In separate conversations, Frasch told WWD that brands with a strong consumer resonance, such as Cartier, Graff and Chopard, will weather the financial storm. Jim Gold, president and ceo of Bergdorf Goodman, pointed to collections such as Chanel, Bottega Veneta and Nancy Gonzalez. Brands at high price points lacking a connection with consumers are more vulnerable.

The economic downturn was needed according to Karl Lagerfeld - 03/01/09

In a fantastically blunt and matter of fact Karl Lagerfeld style of direct delivery to questions asked by a BBC journalist in an interview yesterday, Karl said he believed The economic downturn was needed, he says, it had gone too far. "I see it like a cleaning up - it was too rotten anyway - so it had to be cleaned up...I see it like a healthy thing - horrible but healthy, like some miracle treatment of the world." ... "People have different kinds of dreams. After all, people need a handbag, there are cheaper handbags. But if you can buy a beautiful one and if that's your dream to buy, why not?"

As luxury is often about exclusivity, uniqueness and rarity it is important for luxury brands to return to their original 'raison d'etre' and divest of some of the products that were a little removed from the core origins.

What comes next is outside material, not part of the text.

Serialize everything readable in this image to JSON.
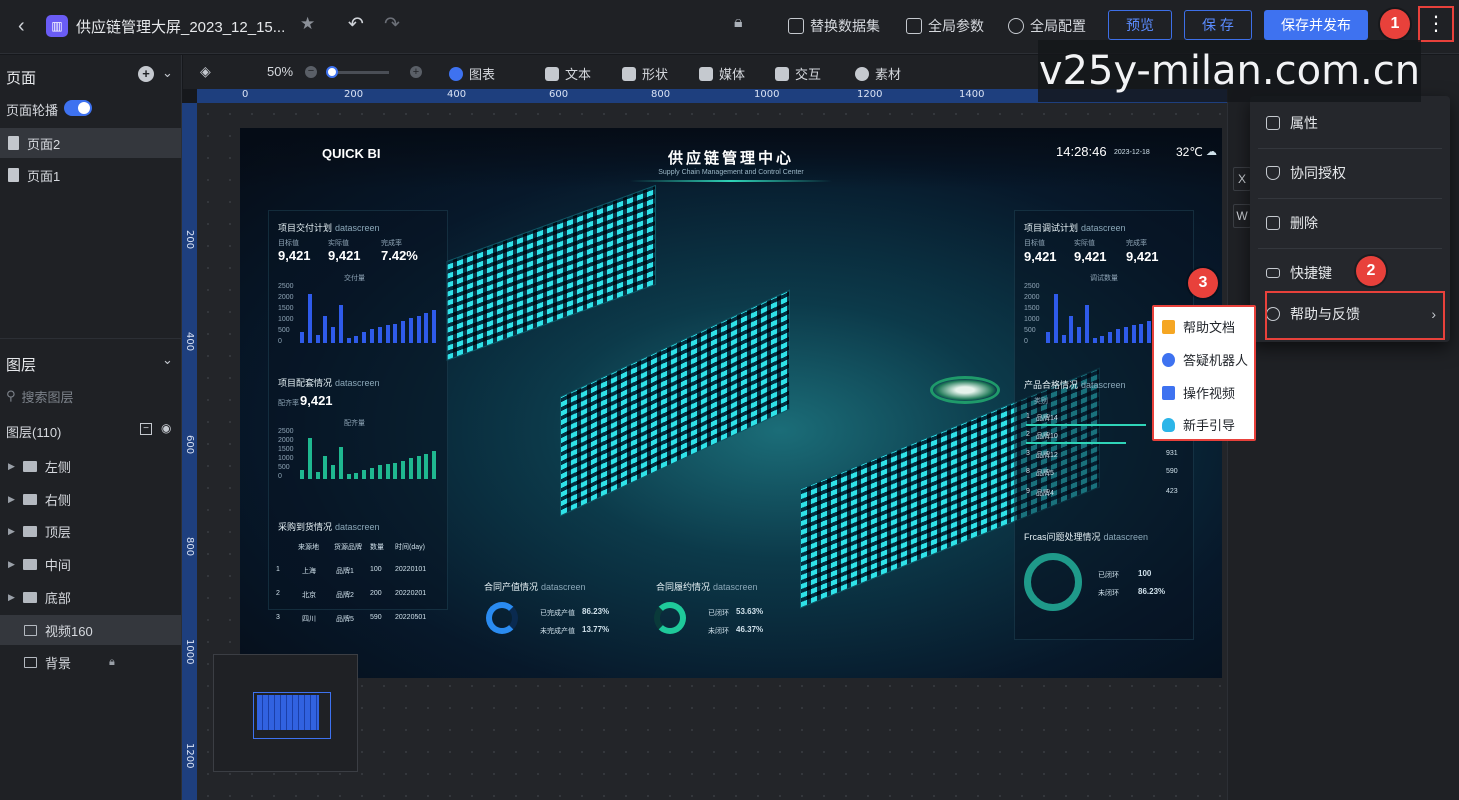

In robust economic times a brand name can more easily diversify or introduce new products or line extensions as there are many more people with disposable income purchasing anything with a particular 'brand name' on it. However when the markets are squeezed it is important to ensure strong foundations exist, the core products representing the heritage and origins of the brand. After all luxury continues to be relevant when it is aspirational and if it has moved too far away it risks losing the security it once had.

Longevity for Luxury in the East - 1 January 2009

Welcoming the new year in with some good news, particularly from this part of the world....

Francois Henri-Pinault owner of the Pinault Printemps Redout (PPR) Group said he expected 2009 to be a tough year for the group, which owns luxury brands including YSL, Balenciaga and Alexander McQueen.. CEO of the PPR Group told Grazia Middle East as reported in the Arabian that he expects 2009 to be a tough year.. “We have a very important slowdown nut not in the same way all over the world. It’s tough in Europe and America but Asia is still growing.”

“We will be very selective in investment next year but always moving upwards, upwards towards luxury. The danger would be to go down and that would be the wrong strategy for us. It’s about dreams and there is no crisis for dreams,” he told the magazine.

Long may that live... We will revisit these comments in a six months time to see where it is trending.

Who's behind the MO DOWN

Melinda O’Rourke is the founder and Director of MO Luxury, a dynamic, Sydney-based management firm specialising in luxury brands and services. Melinda and her associates at MO work with local and international brands across prestige retail, fashion, fine jewellery, timepieces and specialised services. Melinda is well-connected, well-read, and well-versed in the demands of the luxury market and its client base. Her advice is firmly based in objectivity and ultimately, accountability. Melinda offers constructive counsel and both strategic and creative thinking and is able to draw upon a strong network of specialised talent to compliment the MO Luxury team as needed. Melinda enjoys excellent industry relationships and is regularly quoted in the business and fashion media. Read more about MO Luxury,